I began talking to Rosemary about taking money out of our retirement savings to escape the City before the Second Wave arrived, before the Governor planned another hospital in the Red Hook Terminal. It was money we had planned to use to attend our daughter’s wedding in Yosemite, cancelled because of the virus, and to visit Rosemary’s elderly mother in Hawaii, a now unfeasible trip. I was aware of the many around us who were not afforded such a luxury, families with parents or older children working, crowded in one-bedroom apartments with no place to distance. “But,” I argued, half trying to convince myself as well as Rosemary that we should go, “If we stay here, we won’t live long enough to need the money anyway.”
The magnitude of unknowns and the lack of control made planning nigh impossible. If we left, we wanted to be out of the City before the wave hit, but some said that would be summer, some fall, others even later. Vacation rental places, which generally charged by the night, were too costly, and regular rentals usually weren’t furnished and wanted a year’s commitment. We needed to stay close enough to the City to return for weekly medical appointments. We applied for two houses a little north, but both owners decided to stay out of the City themselves and took their properties off the market. A third owner turned us down in favor of another applicant, who, I was sure, was younger and could do the mowing and plowing that the owner didn’t want to deal with. When we finally found two places on the Connecticut shore with owners willing to rent to us, we started having second thoughts.
Here in the City, we not only had our doctors, we had a weekly reservation for grocery delivery, people we had never met who did errands for us, and neighbors who left wine and goodies at our door, ringing the doorbell and running down the hall to wave at us from the corner where the hallway turned to the elevator. We knew the routines. I could wait until late evening before retrieving packages and mail from the mail room, when the lobby would be quiet. I could go to the laundry in the basement at 6 a.m. on Sunday, with mask and gloves, and be reasonably assured I would only run into one or two other residents. The thought of finding grocery stores, pharmacists, neighbors to help us in a strange community– all without leaving our new abode seemed daunting. We would be in a place where we knew no one and had no way of meeting folks. And, as fearful as I was of the New York hospitals, I had difficulty picturing the unknown rural hospital where we would have to go if we couldn’t make it back to the City.

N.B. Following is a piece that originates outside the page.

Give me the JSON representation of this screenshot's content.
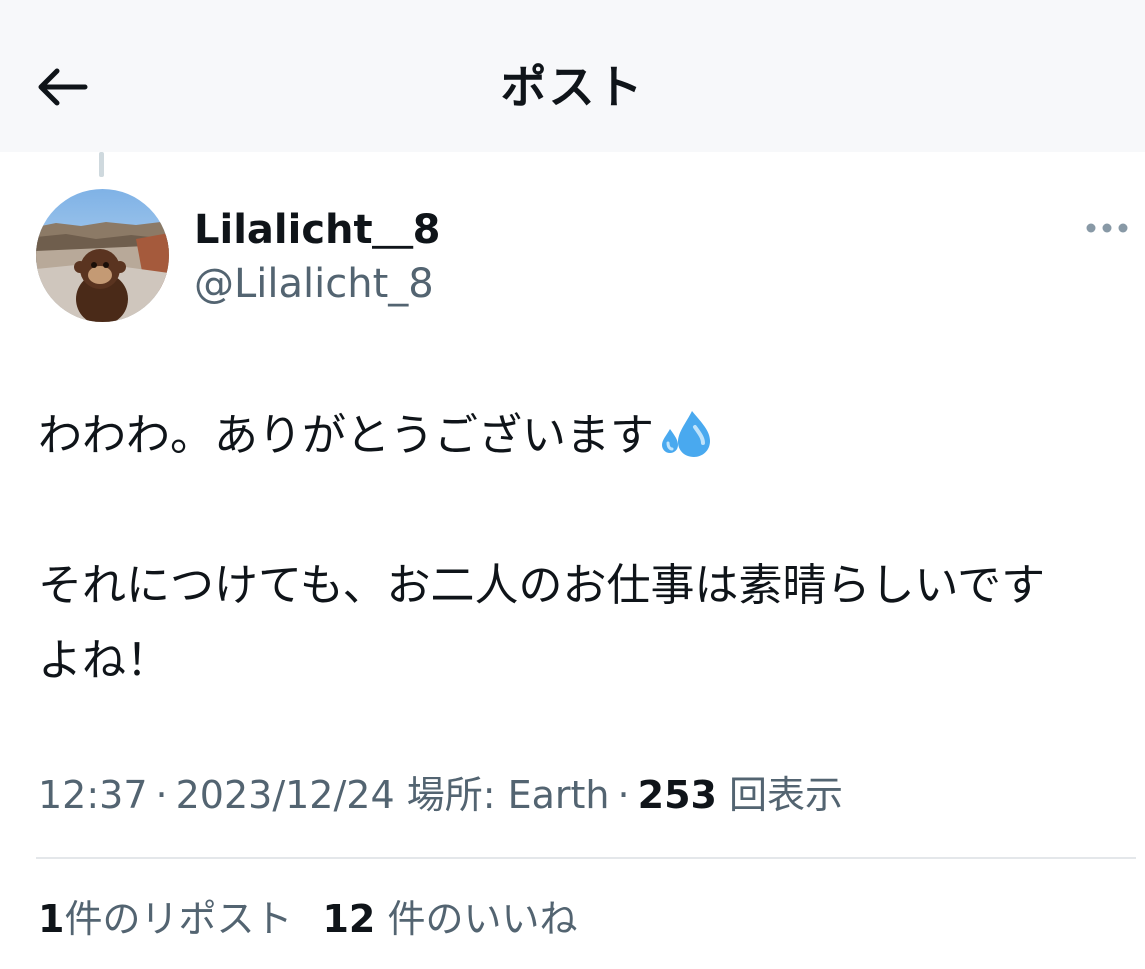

Were we safer here in the City, inside our closed apartment in the sky, looking out over the Red Hook Terminal, not leaving for another year? There were so many unknowns. We told the two owners who had offered us places that we needed time, and we understood if they found someone who could commit more quickly than we were able.
We decided, for the moment, to buy a car.